App and web page records
Segment Open

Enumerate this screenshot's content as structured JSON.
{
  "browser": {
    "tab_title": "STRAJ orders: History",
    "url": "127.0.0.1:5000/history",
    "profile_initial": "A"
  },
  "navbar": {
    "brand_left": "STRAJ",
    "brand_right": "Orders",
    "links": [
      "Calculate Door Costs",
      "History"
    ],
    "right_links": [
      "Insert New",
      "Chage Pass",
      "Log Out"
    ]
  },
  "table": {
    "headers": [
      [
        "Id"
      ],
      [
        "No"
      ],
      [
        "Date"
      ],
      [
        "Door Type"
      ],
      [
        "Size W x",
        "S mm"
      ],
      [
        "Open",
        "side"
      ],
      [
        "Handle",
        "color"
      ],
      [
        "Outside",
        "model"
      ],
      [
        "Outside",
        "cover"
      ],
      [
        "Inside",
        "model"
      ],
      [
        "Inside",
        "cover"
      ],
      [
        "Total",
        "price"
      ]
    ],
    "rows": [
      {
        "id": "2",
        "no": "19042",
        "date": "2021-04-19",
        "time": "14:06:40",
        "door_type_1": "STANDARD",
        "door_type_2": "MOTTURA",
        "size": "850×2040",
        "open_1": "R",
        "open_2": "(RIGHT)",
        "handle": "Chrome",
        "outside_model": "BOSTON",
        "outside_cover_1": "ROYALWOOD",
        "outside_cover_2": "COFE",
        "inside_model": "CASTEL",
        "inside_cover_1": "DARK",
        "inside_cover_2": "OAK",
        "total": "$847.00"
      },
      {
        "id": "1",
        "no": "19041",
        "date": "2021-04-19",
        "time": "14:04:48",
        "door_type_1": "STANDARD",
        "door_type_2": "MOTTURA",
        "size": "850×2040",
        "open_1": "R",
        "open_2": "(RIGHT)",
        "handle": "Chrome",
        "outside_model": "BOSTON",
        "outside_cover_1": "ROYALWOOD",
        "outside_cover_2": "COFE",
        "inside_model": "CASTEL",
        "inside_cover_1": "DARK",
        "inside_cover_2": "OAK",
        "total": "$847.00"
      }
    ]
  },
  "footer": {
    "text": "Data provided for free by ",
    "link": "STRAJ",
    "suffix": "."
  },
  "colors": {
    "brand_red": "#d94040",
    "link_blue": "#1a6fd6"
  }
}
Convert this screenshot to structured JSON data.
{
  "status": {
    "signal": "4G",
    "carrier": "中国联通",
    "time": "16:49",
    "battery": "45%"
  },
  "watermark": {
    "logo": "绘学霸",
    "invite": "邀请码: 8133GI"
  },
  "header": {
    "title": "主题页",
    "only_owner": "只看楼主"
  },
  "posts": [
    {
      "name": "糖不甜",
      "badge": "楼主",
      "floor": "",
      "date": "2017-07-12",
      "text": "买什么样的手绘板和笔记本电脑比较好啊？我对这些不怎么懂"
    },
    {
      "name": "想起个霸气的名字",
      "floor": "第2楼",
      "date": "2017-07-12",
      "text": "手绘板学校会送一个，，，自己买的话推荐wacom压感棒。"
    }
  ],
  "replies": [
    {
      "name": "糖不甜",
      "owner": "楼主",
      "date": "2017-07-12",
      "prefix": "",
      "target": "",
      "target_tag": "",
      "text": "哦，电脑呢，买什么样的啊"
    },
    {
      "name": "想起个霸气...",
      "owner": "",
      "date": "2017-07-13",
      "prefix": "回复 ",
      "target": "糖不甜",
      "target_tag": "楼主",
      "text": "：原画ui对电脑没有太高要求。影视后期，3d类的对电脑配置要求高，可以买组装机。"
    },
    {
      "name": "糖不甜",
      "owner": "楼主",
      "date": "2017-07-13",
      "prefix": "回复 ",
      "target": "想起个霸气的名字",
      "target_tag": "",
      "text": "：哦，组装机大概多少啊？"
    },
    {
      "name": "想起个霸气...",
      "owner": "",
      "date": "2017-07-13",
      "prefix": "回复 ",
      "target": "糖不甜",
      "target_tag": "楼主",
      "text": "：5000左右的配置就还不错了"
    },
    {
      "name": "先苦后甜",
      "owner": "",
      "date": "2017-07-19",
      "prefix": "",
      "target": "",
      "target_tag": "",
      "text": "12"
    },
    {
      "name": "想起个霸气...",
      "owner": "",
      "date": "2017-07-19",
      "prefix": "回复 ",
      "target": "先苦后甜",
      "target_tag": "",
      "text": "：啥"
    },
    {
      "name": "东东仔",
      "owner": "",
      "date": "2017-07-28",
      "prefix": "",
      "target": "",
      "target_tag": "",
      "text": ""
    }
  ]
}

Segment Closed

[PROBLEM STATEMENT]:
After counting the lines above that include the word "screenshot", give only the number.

[SOLUTION FOR THIS EXERCISE]:
2